### [PROBLEM TO WORK ON]
A single number is the answer: the count of lines in the records that hold the word "Tuesday".

[Records excerpted from a collection]

━━━

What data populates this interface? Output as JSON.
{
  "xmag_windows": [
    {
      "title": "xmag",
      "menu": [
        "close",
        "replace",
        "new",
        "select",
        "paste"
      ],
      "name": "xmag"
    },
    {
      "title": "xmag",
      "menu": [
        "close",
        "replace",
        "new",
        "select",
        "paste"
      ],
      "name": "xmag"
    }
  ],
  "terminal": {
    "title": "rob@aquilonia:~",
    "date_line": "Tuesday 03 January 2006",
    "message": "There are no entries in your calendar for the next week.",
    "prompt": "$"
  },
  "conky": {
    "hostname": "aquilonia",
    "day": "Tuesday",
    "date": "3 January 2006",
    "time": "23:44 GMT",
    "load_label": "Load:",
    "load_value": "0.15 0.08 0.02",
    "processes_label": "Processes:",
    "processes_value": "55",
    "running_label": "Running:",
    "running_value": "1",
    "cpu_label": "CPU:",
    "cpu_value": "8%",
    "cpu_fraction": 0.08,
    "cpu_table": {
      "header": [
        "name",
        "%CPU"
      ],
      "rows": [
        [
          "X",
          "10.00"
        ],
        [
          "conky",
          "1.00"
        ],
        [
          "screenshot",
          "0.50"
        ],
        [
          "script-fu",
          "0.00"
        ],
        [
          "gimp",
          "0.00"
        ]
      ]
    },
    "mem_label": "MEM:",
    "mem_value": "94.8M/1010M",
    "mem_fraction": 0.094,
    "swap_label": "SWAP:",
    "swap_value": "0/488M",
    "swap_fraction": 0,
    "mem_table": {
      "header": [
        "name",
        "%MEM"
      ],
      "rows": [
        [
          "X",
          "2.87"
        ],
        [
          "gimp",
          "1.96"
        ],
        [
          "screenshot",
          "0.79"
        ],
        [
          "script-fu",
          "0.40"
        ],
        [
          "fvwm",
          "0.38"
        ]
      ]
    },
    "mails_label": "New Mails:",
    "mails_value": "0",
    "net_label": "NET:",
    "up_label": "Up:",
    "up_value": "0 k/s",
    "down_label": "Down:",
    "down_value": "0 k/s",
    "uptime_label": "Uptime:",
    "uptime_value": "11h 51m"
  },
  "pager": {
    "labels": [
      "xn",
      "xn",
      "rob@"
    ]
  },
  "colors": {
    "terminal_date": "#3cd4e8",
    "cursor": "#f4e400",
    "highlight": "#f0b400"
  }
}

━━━

### [SOLUTION FOR THIS EXERCISE]
2